Where a line contains the word "Accept", copy that line from the records below.

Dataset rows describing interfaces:
────────────────

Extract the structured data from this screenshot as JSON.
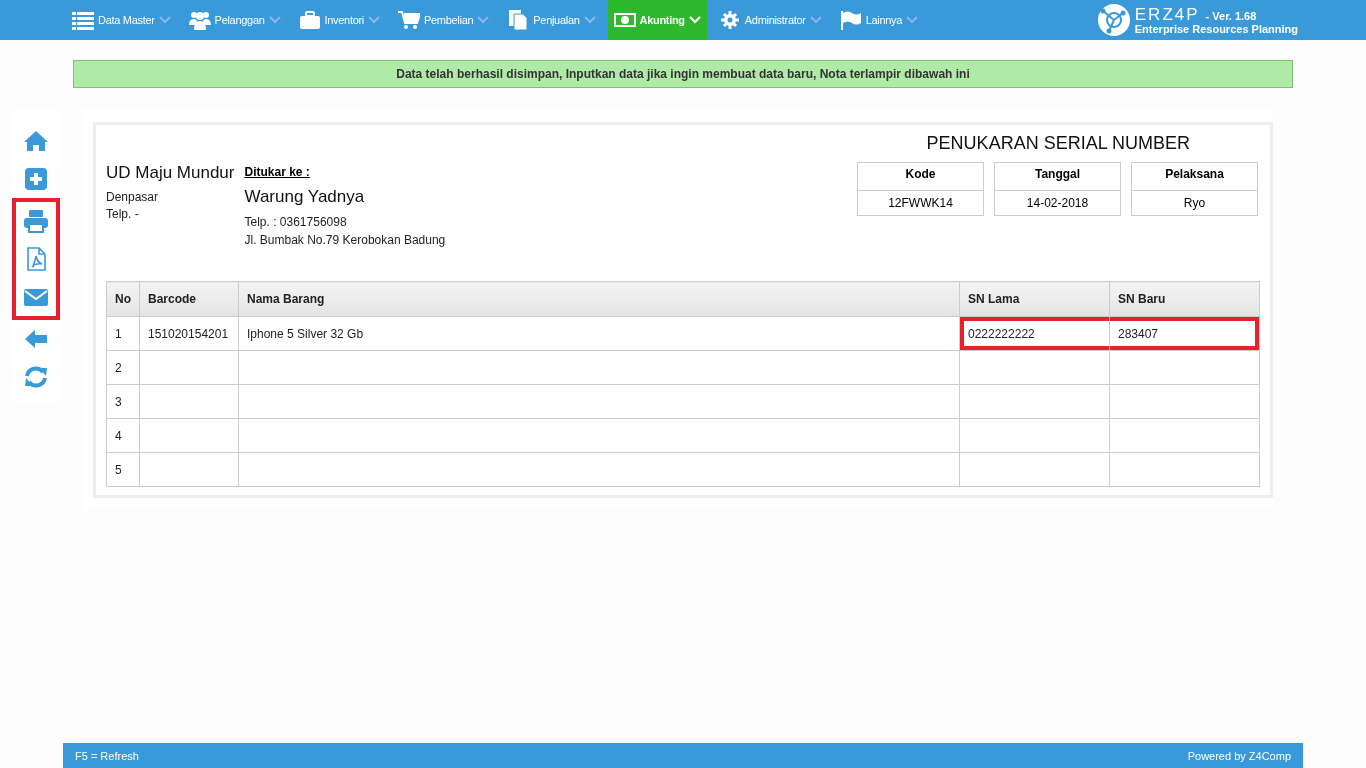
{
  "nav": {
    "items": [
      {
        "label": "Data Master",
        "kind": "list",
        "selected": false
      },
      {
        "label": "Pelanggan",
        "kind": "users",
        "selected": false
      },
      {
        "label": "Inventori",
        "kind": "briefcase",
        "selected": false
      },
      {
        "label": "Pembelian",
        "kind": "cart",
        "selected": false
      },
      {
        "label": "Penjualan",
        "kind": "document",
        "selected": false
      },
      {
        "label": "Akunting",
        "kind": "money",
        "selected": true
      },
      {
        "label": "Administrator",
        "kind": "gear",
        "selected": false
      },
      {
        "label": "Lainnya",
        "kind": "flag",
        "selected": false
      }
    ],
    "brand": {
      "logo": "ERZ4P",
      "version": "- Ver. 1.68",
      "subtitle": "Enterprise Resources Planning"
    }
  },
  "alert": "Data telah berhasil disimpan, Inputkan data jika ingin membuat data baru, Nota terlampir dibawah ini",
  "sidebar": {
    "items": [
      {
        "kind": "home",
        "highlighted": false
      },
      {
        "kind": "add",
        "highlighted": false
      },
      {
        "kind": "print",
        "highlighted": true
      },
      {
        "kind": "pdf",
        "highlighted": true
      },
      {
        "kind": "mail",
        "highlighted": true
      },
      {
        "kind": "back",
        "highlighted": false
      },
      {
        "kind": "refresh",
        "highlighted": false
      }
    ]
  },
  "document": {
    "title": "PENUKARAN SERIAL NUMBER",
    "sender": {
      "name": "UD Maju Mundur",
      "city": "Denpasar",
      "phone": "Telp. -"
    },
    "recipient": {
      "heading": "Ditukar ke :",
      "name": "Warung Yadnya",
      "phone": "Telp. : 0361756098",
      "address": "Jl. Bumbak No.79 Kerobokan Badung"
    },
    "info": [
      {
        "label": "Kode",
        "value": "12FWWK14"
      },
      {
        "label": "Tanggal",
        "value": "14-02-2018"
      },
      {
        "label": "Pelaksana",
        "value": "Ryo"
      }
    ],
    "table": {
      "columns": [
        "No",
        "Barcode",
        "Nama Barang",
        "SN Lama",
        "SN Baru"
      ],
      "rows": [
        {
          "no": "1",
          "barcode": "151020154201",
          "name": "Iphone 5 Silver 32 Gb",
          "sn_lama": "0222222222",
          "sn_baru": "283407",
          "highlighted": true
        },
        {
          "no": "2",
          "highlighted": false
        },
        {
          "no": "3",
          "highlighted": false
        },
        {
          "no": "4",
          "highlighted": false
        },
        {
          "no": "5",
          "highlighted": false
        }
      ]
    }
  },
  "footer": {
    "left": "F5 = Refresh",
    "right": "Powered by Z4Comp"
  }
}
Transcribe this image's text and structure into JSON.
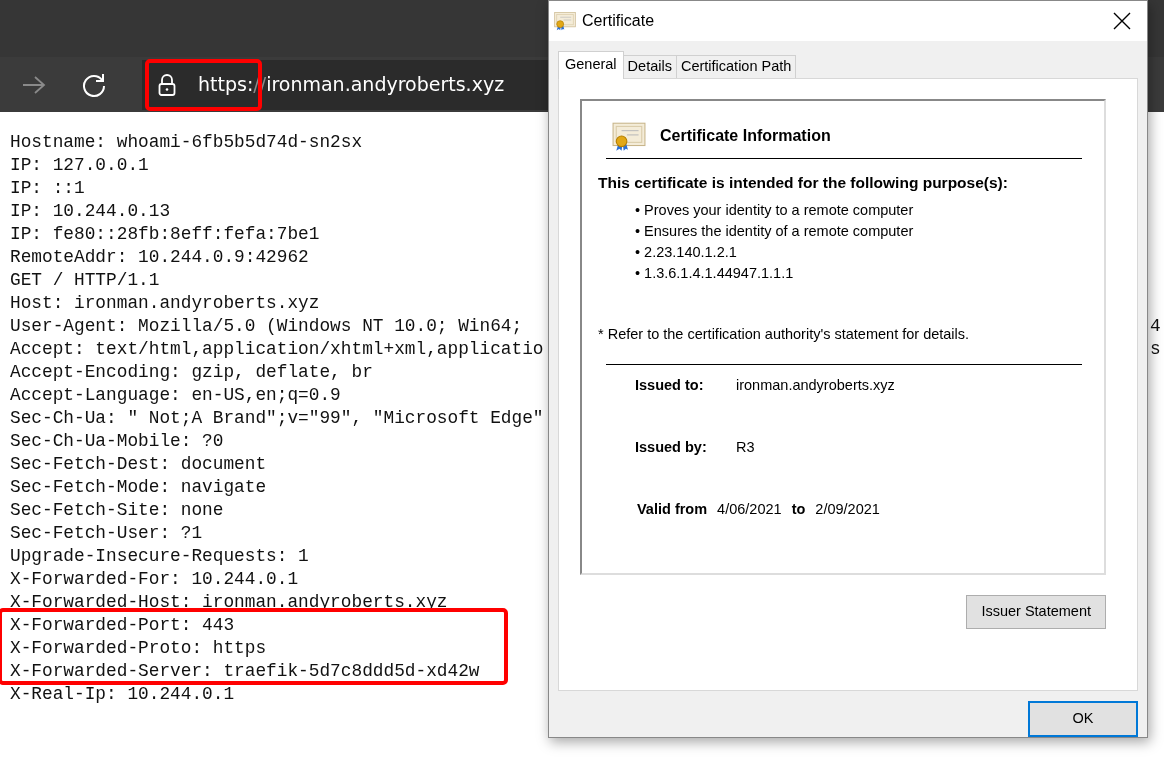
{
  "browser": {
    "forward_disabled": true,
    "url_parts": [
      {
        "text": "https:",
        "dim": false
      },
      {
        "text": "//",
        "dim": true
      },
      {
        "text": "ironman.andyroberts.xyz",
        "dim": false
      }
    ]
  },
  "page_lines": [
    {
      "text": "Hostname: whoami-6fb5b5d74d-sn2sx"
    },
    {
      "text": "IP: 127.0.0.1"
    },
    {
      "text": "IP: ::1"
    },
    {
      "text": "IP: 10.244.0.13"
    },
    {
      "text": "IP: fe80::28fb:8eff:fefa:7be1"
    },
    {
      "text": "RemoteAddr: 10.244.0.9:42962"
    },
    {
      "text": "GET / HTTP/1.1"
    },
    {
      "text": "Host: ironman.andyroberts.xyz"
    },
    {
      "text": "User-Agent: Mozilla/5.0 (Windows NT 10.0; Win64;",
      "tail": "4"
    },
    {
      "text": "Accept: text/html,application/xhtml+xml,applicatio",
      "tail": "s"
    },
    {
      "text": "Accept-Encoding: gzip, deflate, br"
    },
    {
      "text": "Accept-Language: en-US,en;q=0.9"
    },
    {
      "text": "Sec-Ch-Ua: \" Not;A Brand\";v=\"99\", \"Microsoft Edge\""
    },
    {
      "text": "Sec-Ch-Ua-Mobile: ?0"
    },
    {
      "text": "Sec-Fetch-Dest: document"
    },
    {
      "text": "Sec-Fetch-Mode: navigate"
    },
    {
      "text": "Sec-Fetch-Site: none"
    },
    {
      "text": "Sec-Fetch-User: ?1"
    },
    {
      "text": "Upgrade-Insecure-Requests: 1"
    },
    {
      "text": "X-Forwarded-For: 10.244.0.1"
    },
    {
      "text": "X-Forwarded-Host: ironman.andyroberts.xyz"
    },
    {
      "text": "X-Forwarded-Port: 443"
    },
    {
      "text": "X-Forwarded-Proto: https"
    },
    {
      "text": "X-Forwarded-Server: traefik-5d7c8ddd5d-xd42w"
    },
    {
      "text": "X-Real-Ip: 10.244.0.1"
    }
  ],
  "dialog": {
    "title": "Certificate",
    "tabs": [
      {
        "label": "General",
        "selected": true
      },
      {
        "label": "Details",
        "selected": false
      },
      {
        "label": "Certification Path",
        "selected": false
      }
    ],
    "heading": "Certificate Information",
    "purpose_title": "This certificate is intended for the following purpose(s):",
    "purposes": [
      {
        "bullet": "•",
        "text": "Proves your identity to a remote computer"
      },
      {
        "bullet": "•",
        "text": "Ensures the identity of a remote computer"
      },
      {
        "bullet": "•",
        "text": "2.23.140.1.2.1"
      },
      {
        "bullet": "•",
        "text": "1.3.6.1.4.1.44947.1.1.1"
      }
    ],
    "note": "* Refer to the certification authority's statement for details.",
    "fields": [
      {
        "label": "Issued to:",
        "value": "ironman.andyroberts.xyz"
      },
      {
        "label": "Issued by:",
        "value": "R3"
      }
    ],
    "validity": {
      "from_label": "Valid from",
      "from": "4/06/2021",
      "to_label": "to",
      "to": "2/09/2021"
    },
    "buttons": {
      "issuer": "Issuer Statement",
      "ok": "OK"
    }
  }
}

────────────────

TASK RESULT:
      "text": "Accept: text/html,application/xhtml+xml,applicatio",
      "text": "Accept-Encoding: gzip, deflate, br"
      "text": "Accept-Language: en-US,en;q=0.9"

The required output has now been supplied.